I have been photographing landscapes for the past thirty years, and, upon moving to Southern California in 1998, I began to focus my attention toward the sea. These online galleries represent some of my most recent work in the South Bay, with an emphasis on both the familiar picturesque settings as well as the grittier areas north of the beach towns. Bordered by a refinery, industrial plants and Los Angeles International Airport, the three and one-half miles of coastline along Dockeweiler Beach is not a paradise in the conventional sense. But in the colder winter months, long after the teeming crowds of summer have vanished, one can experience a surprising degree of solitude and beauty there. And, as the northwest swells begin to pummel the shore in December, it becomes clear that this is still a wild place, only encroached upon by industrial development and not subjugated by it.
The equipment I use to create my images has evolved over the years. I initially worked exclusively with large and medium format cameras. As technology improved I eventually adopted an all digital workflow and now capture my images with high resolution DSLRs. I’ve made prints for corporate and residential clients as big as 6x9 feet. I primarily shoot seascapes in the low-light conditions of dawn and dusk, and exposures typically range from a second or two to several minutes. The images thus reflect a temporal quality, invisible to the naked eye at the time of exposure, that is especially revealing of the waveforms and swirling current of the sea.

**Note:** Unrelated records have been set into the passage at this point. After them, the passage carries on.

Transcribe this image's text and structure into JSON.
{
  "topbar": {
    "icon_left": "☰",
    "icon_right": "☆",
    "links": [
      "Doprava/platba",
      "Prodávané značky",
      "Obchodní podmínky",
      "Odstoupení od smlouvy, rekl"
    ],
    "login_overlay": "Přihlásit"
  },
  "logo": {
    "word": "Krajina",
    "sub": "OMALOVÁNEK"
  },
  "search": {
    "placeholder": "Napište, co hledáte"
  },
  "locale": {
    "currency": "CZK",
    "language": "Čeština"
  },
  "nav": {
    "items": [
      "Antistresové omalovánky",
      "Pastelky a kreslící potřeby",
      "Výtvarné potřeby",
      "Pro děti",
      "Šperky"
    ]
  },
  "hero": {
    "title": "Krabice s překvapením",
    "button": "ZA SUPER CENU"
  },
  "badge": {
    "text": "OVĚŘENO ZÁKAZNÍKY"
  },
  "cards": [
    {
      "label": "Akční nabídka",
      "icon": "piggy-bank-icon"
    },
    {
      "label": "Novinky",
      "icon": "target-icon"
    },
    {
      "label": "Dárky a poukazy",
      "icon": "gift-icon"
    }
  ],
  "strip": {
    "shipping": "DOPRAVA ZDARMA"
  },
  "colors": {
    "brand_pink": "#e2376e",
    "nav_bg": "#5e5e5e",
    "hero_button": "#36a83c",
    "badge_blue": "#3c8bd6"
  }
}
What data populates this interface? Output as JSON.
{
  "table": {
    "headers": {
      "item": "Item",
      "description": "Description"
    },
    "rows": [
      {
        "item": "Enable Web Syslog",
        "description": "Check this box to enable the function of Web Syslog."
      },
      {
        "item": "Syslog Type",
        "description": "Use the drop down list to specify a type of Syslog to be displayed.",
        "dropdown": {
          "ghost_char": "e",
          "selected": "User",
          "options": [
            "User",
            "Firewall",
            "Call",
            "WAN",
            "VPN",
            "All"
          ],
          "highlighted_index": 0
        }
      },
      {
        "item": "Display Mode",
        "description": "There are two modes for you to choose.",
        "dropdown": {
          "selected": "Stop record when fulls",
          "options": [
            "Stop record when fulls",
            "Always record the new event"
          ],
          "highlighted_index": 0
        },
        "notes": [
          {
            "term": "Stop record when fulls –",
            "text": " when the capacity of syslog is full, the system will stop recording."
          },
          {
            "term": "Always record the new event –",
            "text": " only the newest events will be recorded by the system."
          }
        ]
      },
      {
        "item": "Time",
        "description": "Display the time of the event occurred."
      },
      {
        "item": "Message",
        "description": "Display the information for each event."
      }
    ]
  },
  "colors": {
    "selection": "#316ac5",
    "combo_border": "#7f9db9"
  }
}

I grew up in the Adirondack mountains of northern New York and graduated magna cum laude from Dartmouth College in 1988. My photographs appear frequently in regional and national publications, and I was the photographer for the book Dinosaur: Four Seasons on the Green and Yampa Rivers. My wife and I are raising our two children in Manhattan Beach, where I spend much of my free time surfing and paddling in the same areas I photograph.